The bass drum is used to punctuate time. In marches it is used to keep the march even (marching bands march to the beat of the bass). A basic beat for rock and roll has the bass drum played on the first and third beats of a bar of common time, with the snare drum on the second and fourth "back beats".
An orchestral bass drum is quite large, about 36" in diameter, and is played with one or two large, padded mallets. In a drum kit, the bass drum is much smaller, most commonly 20" or 22" but sizes from 18" to 26" are quite normal, and is played using a pedal operated mallet. A pedal-operated bass drum is often called a kick drum.
In many forms of heavy metal music, particularly thrash metal, a second bass drum pedal is used, either operating a second beater on the same drum using an extended mechanism, or more traditionally simply playing a similar second bass drum, placed beside the first and tuned identically. Double bass drum techniques were pioneered by Gene Krupa in the 1950s and popularised in the 1960s by Ginger Baker of Cream and Keith Moon of the Who.
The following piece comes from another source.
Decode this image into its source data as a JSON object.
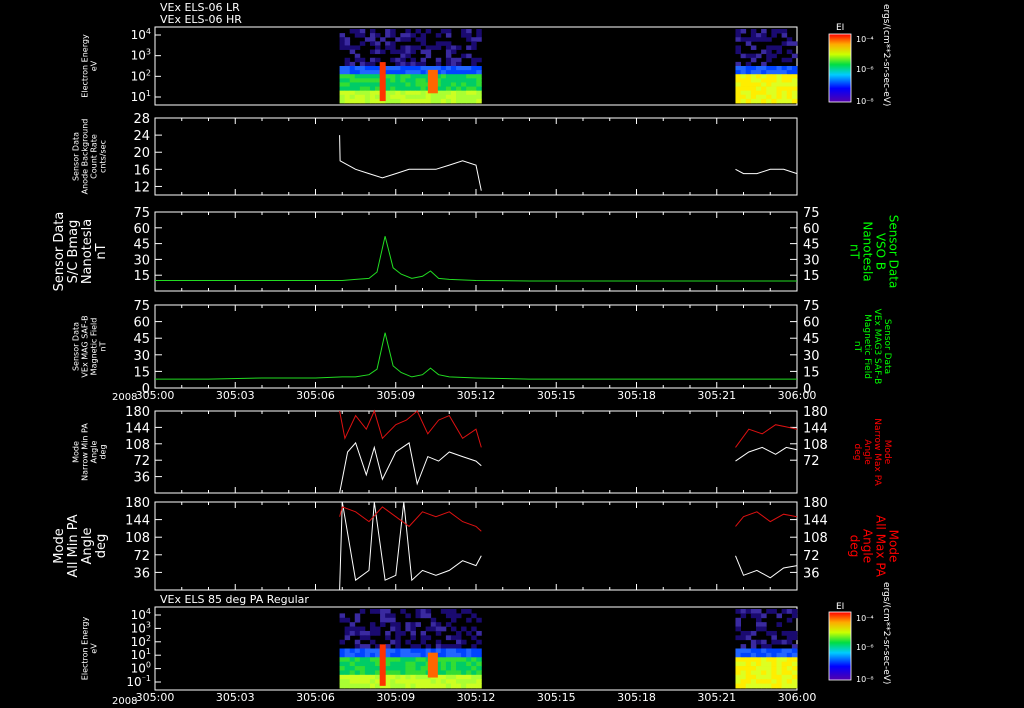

In many modern marching bands and drum corps, a set of multiple bass drums called tonal bass drums are used. A bass drum line typically consists of four to six tonal bass drums, though many smaller high schools only have enough players to use two or three drums, and some universities and drum corps have marched up to sixteen at once. The drums typically are between 18" and 32" in diameter, but some groups have used bass drums as small as 14" and as large as 36". Generally, tonal bass drums are tuned higher than kick drums or orchestral bass drums so complex rudimental passages can be heard clearly. Each player usually carries one drum, though in rare cases players carry two or three smaller drums at once. Skilled bass drum lines can execute complex rhythmic figures so convincingly that it sounds like the entire bass drum part is being played by a single musician.